(Excerpts from a dataset)
↓↓↓
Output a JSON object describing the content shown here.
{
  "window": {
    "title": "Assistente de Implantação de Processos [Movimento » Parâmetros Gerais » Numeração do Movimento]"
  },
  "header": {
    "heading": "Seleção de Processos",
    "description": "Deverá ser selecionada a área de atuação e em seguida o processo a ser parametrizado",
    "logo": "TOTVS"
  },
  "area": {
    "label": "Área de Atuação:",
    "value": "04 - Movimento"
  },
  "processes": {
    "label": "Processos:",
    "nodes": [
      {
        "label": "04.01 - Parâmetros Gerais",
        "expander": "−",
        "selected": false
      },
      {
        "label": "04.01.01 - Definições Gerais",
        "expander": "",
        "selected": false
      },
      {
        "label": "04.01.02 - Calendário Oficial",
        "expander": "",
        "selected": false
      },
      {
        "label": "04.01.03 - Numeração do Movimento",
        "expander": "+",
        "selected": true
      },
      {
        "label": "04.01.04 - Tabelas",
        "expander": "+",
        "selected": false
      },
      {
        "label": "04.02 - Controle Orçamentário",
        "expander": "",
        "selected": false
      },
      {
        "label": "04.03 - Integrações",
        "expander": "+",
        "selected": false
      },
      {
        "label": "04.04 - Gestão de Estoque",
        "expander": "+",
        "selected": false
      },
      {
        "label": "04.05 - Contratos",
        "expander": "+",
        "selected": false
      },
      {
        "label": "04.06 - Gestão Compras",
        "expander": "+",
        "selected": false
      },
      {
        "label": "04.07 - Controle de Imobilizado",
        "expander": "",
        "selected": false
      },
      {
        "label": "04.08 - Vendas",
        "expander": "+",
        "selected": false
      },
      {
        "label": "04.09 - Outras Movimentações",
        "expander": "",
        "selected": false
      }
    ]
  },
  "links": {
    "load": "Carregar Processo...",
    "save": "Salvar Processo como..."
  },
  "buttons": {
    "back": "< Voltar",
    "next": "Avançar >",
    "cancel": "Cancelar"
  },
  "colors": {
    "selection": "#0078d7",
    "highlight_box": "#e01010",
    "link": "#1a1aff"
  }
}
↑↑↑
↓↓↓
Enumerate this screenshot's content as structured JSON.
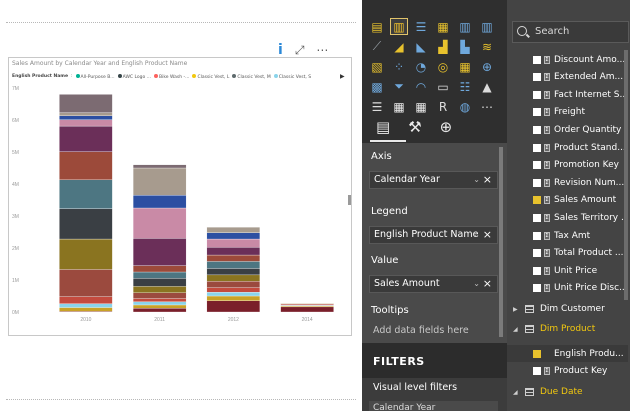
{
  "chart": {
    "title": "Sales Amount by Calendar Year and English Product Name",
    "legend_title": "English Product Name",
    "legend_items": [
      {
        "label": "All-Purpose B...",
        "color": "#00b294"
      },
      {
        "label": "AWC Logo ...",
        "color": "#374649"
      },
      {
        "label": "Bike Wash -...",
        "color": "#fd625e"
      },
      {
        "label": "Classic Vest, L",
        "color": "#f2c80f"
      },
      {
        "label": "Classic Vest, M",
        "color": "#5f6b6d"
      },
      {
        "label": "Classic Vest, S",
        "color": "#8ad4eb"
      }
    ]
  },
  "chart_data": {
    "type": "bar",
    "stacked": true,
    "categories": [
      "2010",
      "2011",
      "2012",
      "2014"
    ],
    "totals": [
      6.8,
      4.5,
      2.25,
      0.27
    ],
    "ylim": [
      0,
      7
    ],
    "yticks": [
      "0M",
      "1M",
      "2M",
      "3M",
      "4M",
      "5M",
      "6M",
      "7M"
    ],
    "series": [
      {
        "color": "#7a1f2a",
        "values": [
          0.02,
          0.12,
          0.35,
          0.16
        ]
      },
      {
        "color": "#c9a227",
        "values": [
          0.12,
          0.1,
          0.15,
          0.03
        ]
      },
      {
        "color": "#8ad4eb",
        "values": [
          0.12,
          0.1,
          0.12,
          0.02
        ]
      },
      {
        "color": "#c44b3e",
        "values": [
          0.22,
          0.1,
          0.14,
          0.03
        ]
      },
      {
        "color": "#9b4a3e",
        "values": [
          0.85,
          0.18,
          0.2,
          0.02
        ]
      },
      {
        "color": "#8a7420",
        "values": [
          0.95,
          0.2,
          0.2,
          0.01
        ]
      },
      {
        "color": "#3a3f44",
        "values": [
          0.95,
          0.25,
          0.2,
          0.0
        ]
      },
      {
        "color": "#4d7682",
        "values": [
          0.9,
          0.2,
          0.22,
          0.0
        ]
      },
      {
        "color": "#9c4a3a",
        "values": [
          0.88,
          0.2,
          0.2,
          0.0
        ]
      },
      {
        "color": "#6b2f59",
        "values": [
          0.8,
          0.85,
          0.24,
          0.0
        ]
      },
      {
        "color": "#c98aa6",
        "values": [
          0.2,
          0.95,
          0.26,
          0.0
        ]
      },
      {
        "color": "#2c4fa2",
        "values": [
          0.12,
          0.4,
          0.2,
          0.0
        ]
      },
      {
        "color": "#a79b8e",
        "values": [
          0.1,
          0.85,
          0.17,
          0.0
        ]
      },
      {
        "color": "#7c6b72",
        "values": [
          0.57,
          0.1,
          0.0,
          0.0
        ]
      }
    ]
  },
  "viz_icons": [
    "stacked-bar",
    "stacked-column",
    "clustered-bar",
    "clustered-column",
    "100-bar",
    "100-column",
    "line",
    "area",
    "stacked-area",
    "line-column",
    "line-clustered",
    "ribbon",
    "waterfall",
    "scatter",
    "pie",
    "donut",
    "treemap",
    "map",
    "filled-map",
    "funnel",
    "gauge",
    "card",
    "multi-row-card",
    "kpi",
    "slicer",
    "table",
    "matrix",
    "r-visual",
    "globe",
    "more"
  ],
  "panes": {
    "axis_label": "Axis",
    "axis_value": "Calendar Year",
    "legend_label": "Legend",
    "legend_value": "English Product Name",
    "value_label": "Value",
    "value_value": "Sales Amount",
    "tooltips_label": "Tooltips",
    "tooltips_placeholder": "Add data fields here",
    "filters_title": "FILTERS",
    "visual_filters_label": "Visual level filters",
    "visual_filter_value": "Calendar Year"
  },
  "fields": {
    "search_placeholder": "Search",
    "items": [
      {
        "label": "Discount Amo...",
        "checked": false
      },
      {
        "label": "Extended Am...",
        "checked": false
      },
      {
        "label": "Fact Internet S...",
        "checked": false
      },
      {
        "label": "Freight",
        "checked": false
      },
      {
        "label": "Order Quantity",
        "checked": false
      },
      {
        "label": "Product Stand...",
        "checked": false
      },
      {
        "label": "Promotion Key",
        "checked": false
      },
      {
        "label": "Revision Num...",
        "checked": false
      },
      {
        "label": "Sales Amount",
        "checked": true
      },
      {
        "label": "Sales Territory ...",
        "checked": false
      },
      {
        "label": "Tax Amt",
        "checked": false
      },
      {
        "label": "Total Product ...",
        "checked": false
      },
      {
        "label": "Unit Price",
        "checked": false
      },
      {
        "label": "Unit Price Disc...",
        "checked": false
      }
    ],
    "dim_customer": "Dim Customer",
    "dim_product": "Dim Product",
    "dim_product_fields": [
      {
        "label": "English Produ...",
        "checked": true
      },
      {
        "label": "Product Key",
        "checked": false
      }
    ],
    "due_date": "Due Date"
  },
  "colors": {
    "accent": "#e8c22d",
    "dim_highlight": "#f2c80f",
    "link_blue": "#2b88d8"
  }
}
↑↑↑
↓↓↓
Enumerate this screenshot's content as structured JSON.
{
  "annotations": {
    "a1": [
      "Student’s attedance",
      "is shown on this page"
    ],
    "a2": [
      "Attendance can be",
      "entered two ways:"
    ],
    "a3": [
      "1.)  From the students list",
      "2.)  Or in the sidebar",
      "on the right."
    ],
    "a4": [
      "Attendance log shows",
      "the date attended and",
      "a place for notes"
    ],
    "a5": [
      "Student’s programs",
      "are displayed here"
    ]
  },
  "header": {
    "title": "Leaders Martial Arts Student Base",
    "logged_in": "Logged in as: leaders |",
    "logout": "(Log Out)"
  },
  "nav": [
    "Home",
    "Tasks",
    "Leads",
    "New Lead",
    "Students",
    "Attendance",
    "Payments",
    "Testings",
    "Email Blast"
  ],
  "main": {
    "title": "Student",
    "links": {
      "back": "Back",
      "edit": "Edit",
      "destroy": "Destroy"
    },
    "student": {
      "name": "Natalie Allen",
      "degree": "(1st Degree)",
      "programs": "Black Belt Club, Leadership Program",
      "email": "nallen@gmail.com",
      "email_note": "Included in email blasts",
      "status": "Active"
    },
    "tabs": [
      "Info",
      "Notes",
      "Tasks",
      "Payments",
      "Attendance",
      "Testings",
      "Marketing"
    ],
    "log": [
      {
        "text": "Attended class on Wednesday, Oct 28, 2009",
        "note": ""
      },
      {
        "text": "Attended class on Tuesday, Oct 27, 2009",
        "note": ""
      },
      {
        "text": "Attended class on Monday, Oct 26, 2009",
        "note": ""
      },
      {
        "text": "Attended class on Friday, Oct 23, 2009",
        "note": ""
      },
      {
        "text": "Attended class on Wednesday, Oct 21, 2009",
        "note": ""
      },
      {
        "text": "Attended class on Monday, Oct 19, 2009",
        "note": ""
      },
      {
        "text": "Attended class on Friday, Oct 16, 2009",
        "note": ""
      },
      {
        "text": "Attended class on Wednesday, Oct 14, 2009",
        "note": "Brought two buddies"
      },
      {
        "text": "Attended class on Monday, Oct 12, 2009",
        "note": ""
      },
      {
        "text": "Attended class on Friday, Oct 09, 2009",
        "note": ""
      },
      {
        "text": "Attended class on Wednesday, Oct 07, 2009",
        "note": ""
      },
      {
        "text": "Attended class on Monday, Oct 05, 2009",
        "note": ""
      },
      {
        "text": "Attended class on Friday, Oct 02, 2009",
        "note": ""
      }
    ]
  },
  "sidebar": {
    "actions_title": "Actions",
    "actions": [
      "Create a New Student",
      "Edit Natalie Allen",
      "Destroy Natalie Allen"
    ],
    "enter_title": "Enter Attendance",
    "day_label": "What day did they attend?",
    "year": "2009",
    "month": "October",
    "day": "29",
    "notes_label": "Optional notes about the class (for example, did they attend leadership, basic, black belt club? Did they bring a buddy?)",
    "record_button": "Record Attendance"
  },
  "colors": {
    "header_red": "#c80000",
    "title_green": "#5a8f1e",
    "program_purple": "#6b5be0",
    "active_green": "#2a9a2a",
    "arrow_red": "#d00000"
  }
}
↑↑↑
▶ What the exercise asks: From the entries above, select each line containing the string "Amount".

▶ Exercise output:
    "title": "Sales Amount by Calendar Year and English Product Name",
    "value_value": "Sales Amount",
        "label": "Sales Amount",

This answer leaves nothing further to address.